– It was unusual what was done by the Greek-Catholic priest Petro Kobal. He brought to Majdan 700 thousand rosaries which were later given away by volunteers. I also joined the action. The rosary prayer has an unusual power. It is proven by the victory over the Turkish at Lepanto in 1571, assigned to the rosary prayer. Many regimes subdued to the Rosary. Like in 1955, when thanks to the rosary prayer many thousand people, the Soviets stopped the occupation in Austria, and from the rational point of view nothing like that was going to happen. It was similar with the rosary miracle on the Philippines in 1986. – The collapse of the despotic government of president Marcos. In fact in Kiev people started to pray, convert only after the first people were killed. Certainly, earlier there was also a prayer. Every hour Greek-Catholic or Orthodox priests appeared there. One could see great presence and help of Our Lady. On Majdan a Pallottine priest was asked to arrive with a figure of Our Lady from Fatima. It was sanctified and placed in a tent of a field chapel. During an invasion, a few minutes before the tent was burned, it had been taken away from there and placed on a stage. In the church of St. Alexander where we celebrate the Holy Mass, there was a military hospital. We accommodated people here. They were from Donieck, Lugansk, Odessa and Kremlin. They converted. In churches there were vigil prayers in which I also participated. Spiritual support was enormous. The church became hospital and a therapeutic surgery, a canteen and a dormitory. People were sleeping among benches. They were experiencing it in a strong way. They thought that they were unworthy to sleep in the church. Especially non-believers thought so.
– What does such a historical experience give to a priest?
– First of all, it gives a belief about fragility of life and a necessity of continuous care about eternal life. What happened and happens in Ukraine moved something in people, who have lived in awareness so far that nothing depends on them. Communism destroyed people very much and made them insensitive to evil. Now the desire of Christian values and life in the truth return to many of them. There appears the sense of responsibility for the common welfare and the mutual solidarity. Many Ukrainians realized the fact that changes must be begun from oneself. So, in fact it was possibly easily to become a hero on Majdan. One could only be on the line of a shot of a sniper. Whereas it is an extremely complicated and long process to undertake the everyday effort of conversion and free oneself from the feeling of hatred and willingness of revenge.
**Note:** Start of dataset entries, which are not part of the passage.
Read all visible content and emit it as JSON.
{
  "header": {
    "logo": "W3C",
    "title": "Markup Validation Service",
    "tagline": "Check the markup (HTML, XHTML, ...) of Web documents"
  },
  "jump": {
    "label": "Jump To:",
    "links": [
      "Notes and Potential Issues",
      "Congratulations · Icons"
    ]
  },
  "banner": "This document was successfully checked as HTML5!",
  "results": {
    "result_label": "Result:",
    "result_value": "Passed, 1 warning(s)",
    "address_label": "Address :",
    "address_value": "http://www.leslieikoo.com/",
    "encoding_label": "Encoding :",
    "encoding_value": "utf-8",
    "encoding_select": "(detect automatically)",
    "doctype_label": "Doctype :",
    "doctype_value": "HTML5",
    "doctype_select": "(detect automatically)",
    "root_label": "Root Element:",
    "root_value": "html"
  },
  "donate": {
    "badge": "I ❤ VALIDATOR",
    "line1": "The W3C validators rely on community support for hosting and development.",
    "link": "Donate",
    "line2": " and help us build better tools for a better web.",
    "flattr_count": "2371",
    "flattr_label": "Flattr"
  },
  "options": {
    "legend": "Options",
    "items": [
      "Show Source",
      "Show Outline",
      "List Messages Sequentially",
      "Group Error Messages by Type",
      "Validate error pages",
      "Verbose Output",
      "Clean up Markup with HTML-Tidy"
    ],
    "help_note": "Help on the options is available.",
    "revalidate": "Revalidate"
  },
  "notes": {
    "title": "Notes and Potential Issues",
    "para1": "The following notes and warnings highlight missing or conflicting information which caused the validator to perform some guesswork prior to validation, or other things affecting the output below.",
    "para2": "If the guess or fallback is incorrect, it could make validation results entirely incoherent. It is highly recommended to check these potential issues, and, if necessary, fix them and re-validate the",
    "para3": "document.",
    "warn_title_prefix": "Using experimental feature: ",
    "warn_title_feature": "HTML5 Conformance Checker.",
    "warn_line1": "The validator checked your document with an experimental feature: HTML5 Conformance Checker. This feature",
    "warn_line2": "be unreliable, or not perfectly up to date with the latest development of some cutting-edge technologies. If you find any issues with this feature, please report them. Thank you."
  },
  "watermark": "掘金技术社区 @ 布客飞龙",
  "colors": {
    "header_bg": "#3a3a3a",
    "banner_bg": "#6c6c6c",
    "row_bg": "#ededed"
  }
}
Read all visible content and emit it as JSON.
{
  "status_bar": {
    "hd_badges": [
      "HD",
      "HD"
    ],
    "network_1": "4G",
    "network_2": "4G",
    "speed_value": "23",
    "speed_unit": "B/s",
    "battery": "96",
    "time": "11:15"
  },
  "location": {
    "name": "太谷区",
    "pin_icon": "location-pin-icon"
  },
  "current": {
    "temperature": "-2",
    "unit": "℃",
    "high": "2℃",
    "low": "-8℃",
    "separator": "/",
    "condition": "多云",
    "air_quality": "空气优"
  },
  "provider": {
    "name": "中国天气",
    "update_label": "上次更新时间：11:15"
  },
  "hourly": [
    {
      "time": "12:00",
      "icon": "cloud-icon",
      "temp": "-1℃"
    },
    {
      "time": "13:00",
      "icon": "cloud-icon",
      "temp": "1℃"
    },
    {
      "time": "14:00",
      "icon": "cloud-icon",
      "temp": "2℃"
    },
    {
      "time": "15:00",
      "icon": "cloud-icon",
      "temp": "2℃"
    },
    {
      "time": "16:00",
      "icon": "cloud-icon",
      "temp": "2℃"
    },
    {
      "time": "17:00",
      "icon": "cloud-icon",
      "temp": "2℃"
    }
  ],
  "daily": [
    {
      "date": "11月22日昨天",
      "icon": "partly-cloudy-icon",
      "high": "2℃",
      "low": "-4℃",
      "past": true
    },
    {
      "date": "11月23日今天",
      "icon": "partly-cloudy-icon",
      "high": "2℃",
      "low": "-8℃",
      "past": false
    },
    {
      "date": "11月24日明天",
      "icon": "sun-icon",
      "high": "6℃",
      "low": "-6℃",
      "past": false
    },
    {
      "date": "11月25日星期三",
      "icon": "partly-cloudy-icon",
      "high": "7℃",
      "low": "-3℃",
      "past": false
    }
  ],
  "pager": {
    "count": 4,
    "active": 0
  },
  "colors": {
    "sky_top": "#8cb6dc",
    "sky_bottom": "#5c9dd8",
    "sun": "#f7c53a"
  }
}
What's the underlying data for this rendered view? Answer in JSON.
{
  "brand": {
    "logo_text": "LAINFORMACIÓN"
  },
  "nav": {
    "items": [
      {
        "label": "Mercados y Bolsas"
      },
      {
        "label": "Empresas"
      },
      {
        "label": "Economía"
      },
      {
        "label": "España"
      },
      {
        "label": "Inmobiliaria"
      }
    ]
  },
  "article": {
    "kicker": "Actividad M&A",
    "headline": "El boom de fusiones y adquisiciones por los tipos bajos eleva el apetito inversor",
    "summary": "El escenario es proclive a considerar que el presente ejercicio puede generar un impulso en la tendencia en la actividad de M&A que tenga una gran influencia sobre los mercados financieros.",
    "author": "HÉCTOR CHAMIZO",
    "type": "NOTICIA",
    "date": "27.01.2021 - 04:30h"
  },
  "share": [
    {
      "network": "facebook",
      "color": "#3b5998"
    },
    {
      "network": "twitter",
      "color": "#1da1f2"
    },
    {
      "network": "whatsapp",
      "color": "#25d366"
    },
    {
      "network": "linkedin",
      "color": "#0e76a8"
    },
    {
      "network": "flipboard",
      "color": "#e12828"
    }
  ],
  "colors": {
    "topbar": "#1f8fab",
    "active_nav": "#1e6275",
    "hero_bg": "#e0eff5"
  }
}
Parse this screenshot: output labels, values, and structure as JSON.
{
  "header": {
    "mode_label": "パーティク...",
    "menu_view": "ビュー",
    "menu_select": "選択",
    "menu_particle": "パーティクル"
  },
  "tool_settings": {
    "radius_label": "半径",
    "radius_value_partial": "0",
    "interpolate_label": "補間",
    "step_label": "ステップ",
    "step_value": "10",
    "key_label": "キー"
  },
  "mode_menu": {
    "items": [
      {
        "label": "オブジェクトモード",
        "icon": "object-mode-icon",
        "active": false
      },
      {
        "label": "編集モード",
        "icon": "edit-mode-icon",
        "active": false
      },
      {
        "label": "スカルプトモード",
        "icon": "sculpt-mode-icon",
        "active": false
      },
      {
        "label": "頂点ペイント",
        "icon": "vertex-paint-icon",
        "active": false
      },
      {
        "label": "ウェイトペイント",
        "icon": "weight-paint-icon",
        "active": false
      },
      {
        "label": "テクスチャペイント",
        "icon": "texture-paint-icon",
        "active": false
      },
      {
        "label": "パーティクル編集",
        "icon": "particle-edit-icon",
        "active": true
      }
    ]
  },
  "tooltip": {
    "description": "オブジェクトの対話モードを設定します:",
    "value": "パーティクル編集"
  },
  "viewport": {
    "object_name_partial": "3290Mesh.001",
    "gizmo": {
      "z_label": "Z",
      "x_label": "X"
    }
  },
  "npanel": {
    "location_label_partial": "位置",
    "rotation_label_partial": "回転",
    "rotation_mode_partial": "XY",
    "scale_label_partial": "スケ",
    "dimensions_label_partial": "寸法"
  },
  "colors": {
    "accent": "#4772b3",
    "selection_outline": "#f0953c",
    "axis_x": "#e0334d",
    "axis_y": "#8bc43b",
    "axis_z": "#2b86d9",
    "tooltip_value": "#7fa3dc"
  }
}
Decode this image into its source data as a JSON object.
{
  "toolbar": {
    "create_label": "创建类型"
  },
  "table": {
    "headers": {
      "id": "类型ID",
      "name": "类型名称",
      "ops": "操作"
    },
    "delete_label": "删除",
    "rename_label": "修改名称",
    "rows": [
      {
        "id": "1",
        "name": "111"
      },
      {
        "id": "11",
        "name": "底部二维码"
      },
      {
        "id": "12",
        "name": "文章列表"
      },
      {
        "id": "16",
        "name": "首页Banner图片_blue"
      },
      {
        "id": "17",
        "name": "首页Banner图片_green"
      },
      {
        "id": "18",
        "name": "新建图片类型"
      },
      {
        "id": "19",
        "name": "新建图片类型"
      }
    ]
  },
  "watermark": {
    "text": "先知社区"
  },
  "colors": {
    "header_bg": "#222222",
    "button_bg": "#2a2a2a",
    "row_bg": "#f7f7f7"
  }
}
But with God’s grace it is possible. I personally think about the life motto of blessed Fr. Jerzy Popieluszko from the Letter to Romans: ‘Do not let the evil overcome you, but win evil with the good!’.